Start of Block

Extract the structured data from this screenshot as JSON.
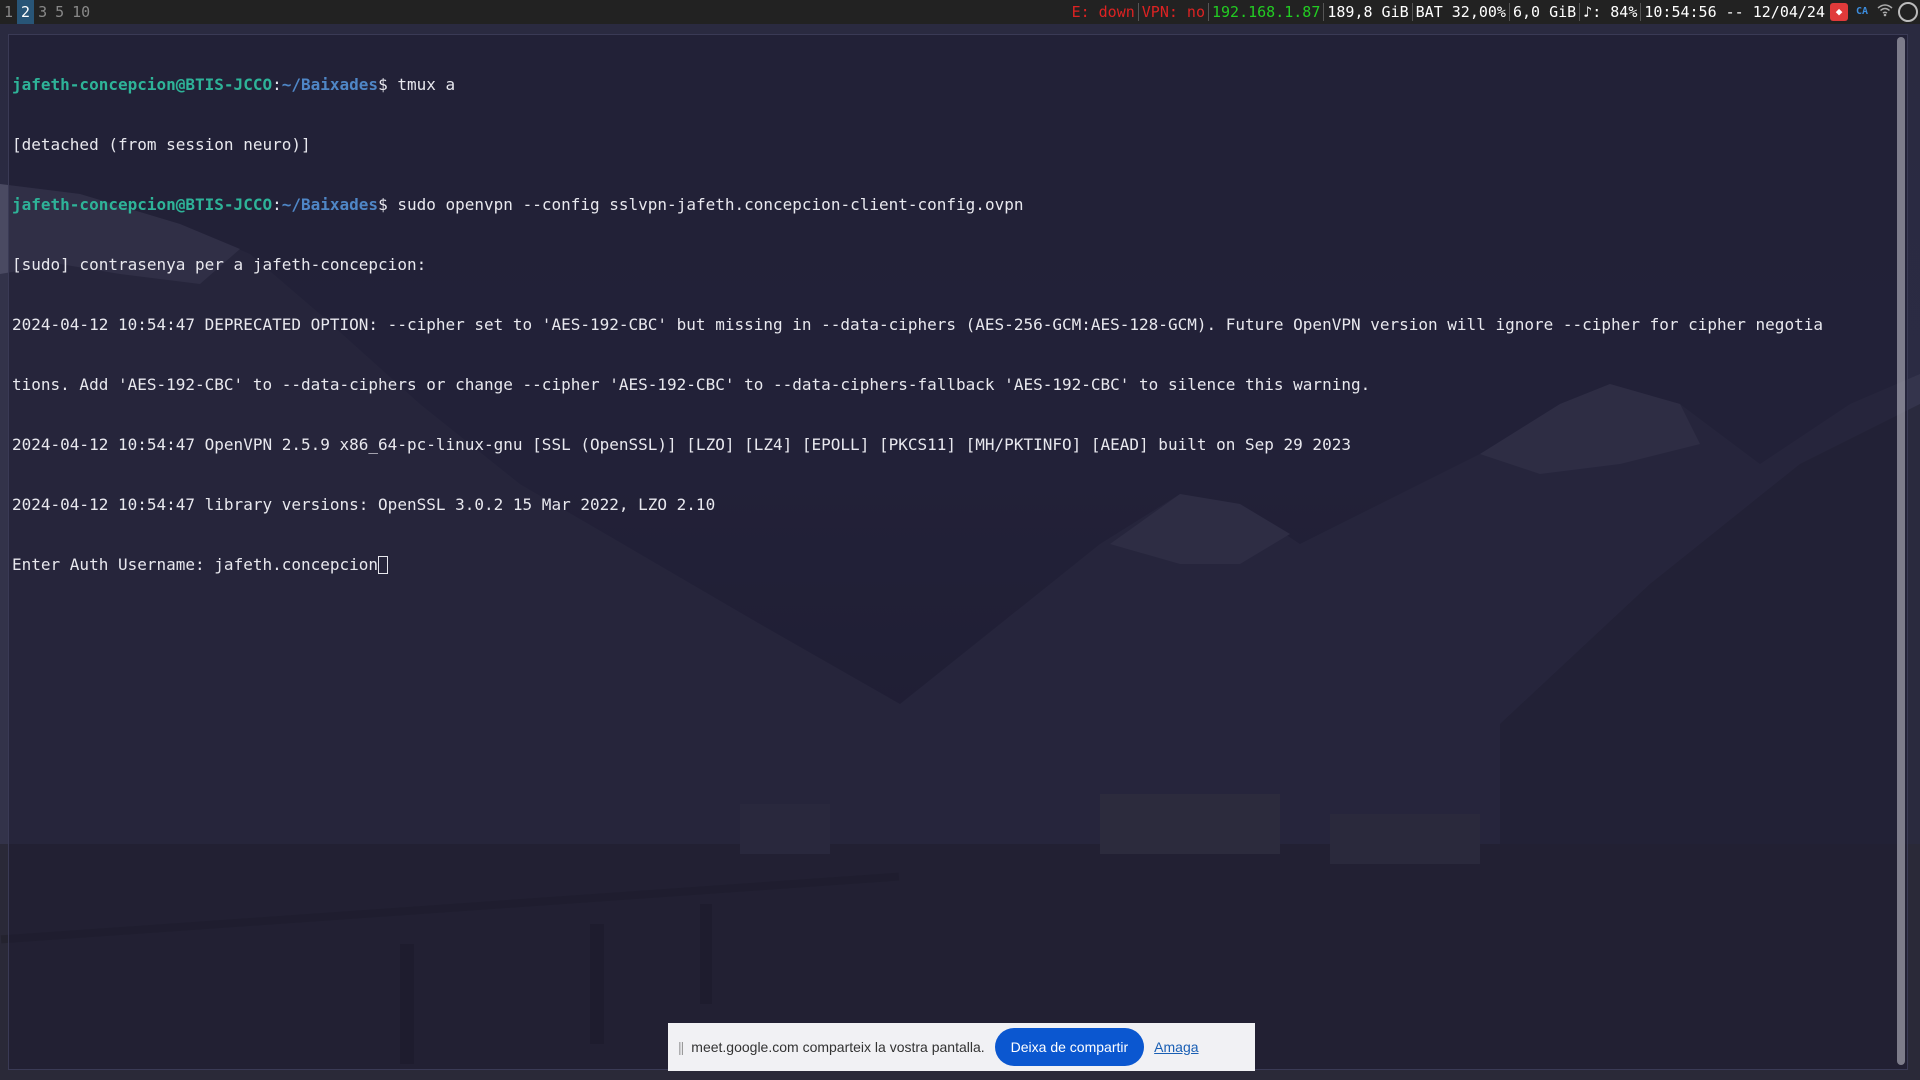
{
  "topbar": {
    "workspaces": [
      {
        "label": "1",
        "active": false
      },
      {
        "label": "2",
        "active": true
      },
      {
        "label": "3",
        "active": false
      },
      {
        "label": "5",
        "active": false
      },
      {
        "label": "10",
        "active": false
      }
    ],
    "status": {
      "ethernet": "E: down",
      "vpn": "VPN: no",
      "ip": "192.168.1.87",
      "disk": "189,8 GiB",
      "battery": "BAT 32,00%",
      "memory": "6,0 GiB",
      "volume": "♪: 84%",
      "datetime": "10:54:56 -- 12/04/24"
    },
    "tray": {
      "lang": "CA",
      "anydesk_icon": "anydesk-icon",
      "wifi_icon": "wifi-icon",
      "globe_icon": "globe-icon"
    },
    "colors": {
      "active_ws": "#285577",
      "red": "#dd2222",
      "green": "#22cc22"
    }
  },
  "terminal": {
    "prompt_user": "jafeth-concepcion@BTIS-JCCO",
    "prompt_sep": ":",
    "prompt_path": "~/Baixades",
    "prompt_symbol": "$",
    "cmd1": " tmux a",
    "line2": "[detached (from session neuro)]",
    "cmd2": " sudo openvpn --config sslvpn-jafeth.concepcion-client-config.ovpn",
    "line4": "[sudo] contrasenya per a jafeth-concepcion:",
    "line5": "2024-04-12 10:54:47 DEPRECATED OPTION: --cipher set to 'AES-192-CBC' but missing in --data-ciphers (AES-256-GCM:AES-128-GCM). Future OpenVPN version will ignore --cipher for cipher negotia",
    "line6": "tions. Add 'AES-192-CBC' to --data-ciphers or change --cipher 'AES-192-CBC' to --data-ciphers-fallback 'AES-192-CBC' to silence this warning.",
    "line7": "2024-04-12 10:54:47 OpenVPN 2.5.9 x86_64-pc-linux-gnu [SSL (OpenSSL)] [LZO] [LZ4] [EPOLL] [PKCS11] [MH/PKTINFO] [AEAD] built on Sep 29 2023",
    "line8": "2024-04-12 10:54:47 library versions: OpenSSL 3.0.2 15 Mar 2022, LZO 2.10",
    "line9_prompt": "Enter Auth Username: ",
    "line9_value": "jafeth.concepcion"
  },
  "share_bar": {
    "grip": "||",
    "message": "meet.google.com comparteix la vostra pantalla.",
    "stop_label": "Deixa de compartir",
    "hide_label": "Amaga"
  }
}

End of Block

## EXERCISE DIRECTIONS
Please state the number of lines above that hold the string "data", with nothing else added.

## RESULT FOR THIS TASK
3